In Visual Basic, the form is the container for all the controls that make up the user interface. When a Visual Basic application is executing, each window it displays on the desktop is a form. The terms form and window describe the same entity. A window is what the user sees on the desktop when the application is running. A form is the same entity at design time. The proper term is a Windows form, as opposed to a web form, but I will refer to them as forms. This term includes both the regular forms and dialog boxes, which are simple forms you use for very specific actions, such as to prompt the user for a particular piece of data or to display critical information. A dialog box is a form with a small number of controls, no menus, and usually an OK and a Cancel button to close it.
Forms have a built-in functionality that is always available without any programming effort on your part. You can move a form around, resize it, and even cover it with other forms. You do so with the mouse or with the keyboard through the Control menu.
In previous chapters, you concentrated on placing the elements of the user interface on forms, setting their properties, and adding code behind selected events. Now, you’ll look at forms themselves and at a few related topics.
The Appearance of Forms
Applications are made up of one or more forms — usually more than one. You should craft your forms carefully, make them functional, and keep them simple and intuitive. You already know how to place controls on the form, but there’s more to designing forms than populating them with controls. The main characteristic of a form is the title bar on which the form’s caption is displayed (see Figure 5.1).
Clicking the icon on the left end of the title bar opens the Control menu, which contains the commands shown in Table 5.1. On the right end of the title bar are three buttons: Minimize, Maximize, and Close. Clicking these buttons performs the associated function. When a form is maximized, the Maximize button is replaced by the Restore button. When clicked, the Restore button resets the form to the size and position before it was maximized, and it’s replaced by the Maximize button. To access the Control menu without a mouse, press Alt and then the down arrow key.
Figure 5.1 – The elements of the form
Table 5.1 – Commands of the Control Menu of the Form
|Restore||Restores a maximized form to the size it was before it was maximized; available only if the form has been maximized.|
|Move||Lets the user move the form around with the arrow keys.|

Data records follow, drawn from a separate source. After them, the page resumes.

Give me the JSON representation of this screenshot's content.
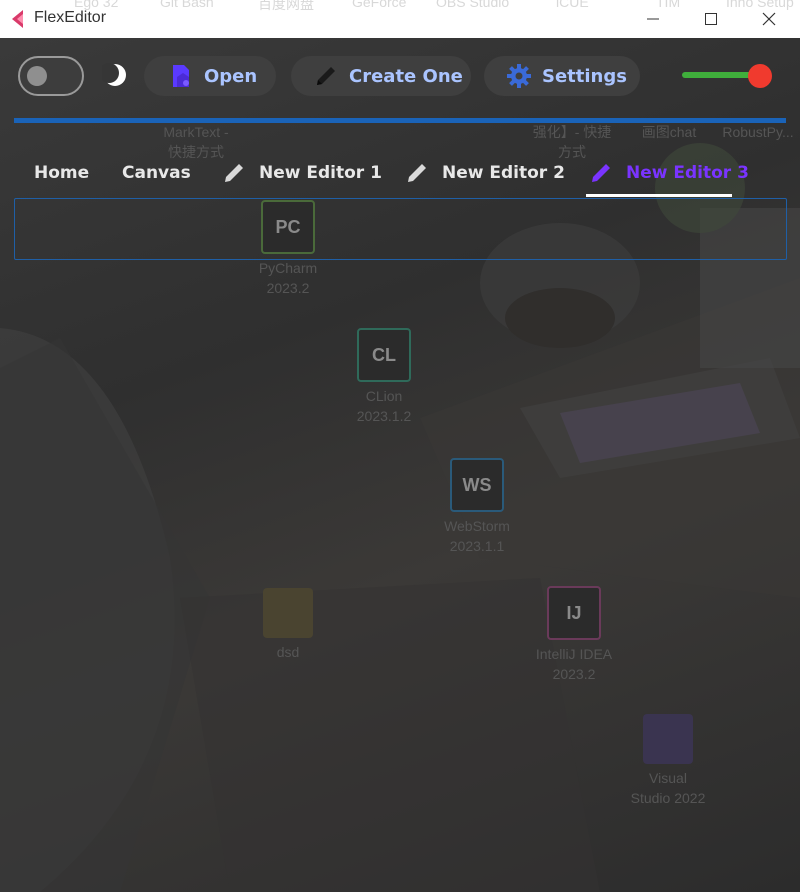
{
  "window": {
    "title": "FlexEditor",
    "behind_titles": [
      "Ego 32",
      "Git Bash",
      "百度网盘",
      "GeForce",
      "OBS Studio",
      "iCUE",
      "TIM",
      "Inno Setup"
    ]
  },
  "toolbar": {
    "theme_toggle_on": false,
    "open_label": "Open",
    "create_label": "Create One",
    "settings_label": "Settings",
    "slider_value": 1.0
  },
  "tabs": [
    {
      "label": "Home",
      "icon": "none",
      "active": false
    },
    {
      "label": "Canvas",
      "icon": "none",
      "active": false
    },
    {
      "label": "New Editor 1",
      "icon": "pencil-icon",
      "active": false
    },
    {
      "label": "New Editor 2",
      "icon": "pencil-icon",
      "active": false
    },
    {
      "label": "New Editor 3",
      "icon": "pencil-icon",
      "active": true
    }
  ],
  "desktop": {
    "icons": [
      {
        "name": "PyCharm",
        "line2": "2023.2",
        "abbr": "PC"
      },
      {
        "name": "CLion",
        "line2": "2023.1.2",
        "abbr": "CL"
      },
      {
        "name": "WebStorm",
        "line2": "2023.1.1",
        "abbr": "WS"
      },
      {
        "name": "dsd",
        "line2": "",
        "abbr": ""
      },
      {
        "name": "IntelliJ IDEA",
        "line2": "2023.2",
        "abbr": "IJ"
      },
      {
        "name": "Visual",
        "line2": "Studio 2022",
        "abbr": ""
      },
      {
        "name": "MarkText -",
        "line2": "快捷方式",
        "abbr": ""
      },
      {
        "name": "强化】- 快捷",
        "line2": "方式",
        "abbr": ""
      },
      {
        "name": "画图chat",
        "line2": "",
        "abbr": ""
      },
      {
        "name": "RobustPy...",
        "line2": "",
        "abbr": ""
      }
    ]
  },
  "colors": {
    "accent_blue": "#1a63b8",
    "active_tab": "#7a34ff",
    "button_text": "#aac4ff",
    "slider_green": "#3fae3b",
    "slider_red": "#f03a2e"
  }
}
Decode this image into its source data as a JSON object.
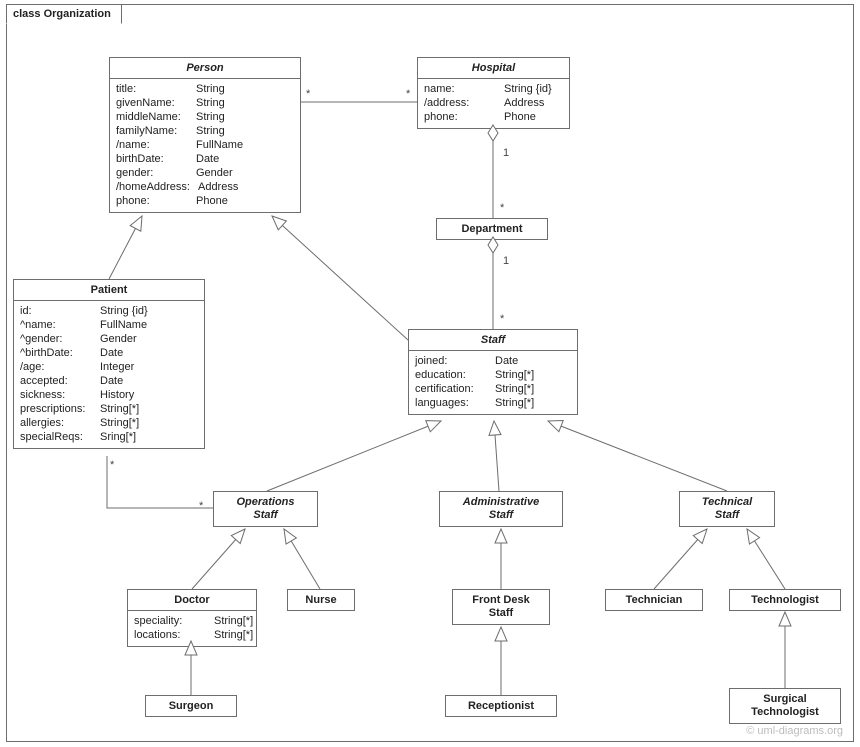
{
  "package": {
    "label": "class Organization"
  },
  "classes": {
    "person": {
      "name": "Person",
      "attrs": [
        {
          "n": "title:",
          "t": "String"
        },
        {
          "n": "givenName:",
          "t": "String"
        },
        {
          "n": "middleName:",
          "t": "String"
        },
        {
          "n": "familyName:",
          "t": "String"
        },
        {
          "n": "/name:",
          "t": "FullName"
        },
        {
          "n": "birthDate:",
          "t": "Date"
        },
        {
          "n": "gender:",
          "t": "Gender"
        },
        {
          "n": "/homeAddress:",
          "t": "Address"
        },
        {
          "n": "phone:",
          "t": "Phone"
        }
      ]
    },
    "hospital": {
      "name": "Hospital",
      "attrs": [
        {
          "n": "name:",
          "t": "String {id}"
        },
        {
          "n": "/address:",
          "t": "Address"
        },
        {
          "n": "phone:",
          "t": "Phone"
        }
      ]
    },
    "department": {
      "name": "Department"
    },
    "patient": {
      "name": "Patient",
      "attrs": [
        {
          "n": "id:",
          "t": "String {id}"
        },
        {
          "n": "^name:",
          "t": "FullName"
        },
        {
          "n": "^gender:",
          "t": "Gender"
        },
        {
          "n": "^birthDate:",
          "t": "Date"
        },
        {
          "n": "/age:",
          "t": "Integer"
        },
        {
          "n": "accepted:",
          "t": "Date"
        },
        {
          "n": "sickness:",
          "t": "History"
        },
        {
          "n": "prescriptions:",
          "t": "String[*]"
        },
        {
          "n": "allergies:",
          "t": "String[*]"
        },
        {
          "n": "specialReqs:",
          "t": "Sring[*]"
        }
      ]
    },
    "staff": {
      "name": "Staff",
      "attrs": [
        {
          "n": "joined:",
          "t": "Date"
        },
        {
          "n": "education:",
          "t": "String[*]"
        },
        {
          "n": "certification:",
          "t": "String[*]"
        },
        {
          "n": "languages:",
          "t": "String[*]"
        }
      ]
    },
    "opsStaff": {
      "name1": "Operations",
      "name2": "Staff"
    },
    "adminStaff": {
      "name1": "Administrative",
      "name2": "Staff"
    },
    "techStaff": {
      "name1": "Technical",
      "name2": "Staff"
    },
    "doctor": {
      "name": "Doctor",
      "attrs": [
        {
          "n": "speciality:",
          "t": "String[*]"
        },
        {
          "n": "locations:",
          "t": "String[*]"
        }
      ]
    },
    "nurse": {
      "name": "Nurse"
    },
    "frontDesk": {
      "name1": "Front Desk",
      "name2": "Staff"
    },
    "technician": {
      "name": "Technician"
    },
    "technologist": {
      "name": "Technologist"
    },
    "surgeon": {
      "name": "Surgeon"
    },
    "receptionist": {
      "name": "Receptionist"
    },
    "surgTech": {
      "name1": "Surgical",
      "name2": "Technologist"
    }
  },
  "mult": {
    "person_hosp_l": "*",
    "person_hosp_r": "*",
    "hosp_dept_top": "1",
    "hosp_dept_bot": "*",
    "dept_staff_top": "1",
    "dept_staff_bot": "*",
    "patient_ops_l": "*",
    "patient_ops_r": "*"
  },
  "watermark": "© uml-diagrams.org"
}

|Size||Lets the user resize the form with the arrow keys.|
|Minimize||Minimizes the form.|
|Maximize||Maximizes the form.|
|Close||Closes the current form. (Closing the application's main form terminates the application.)|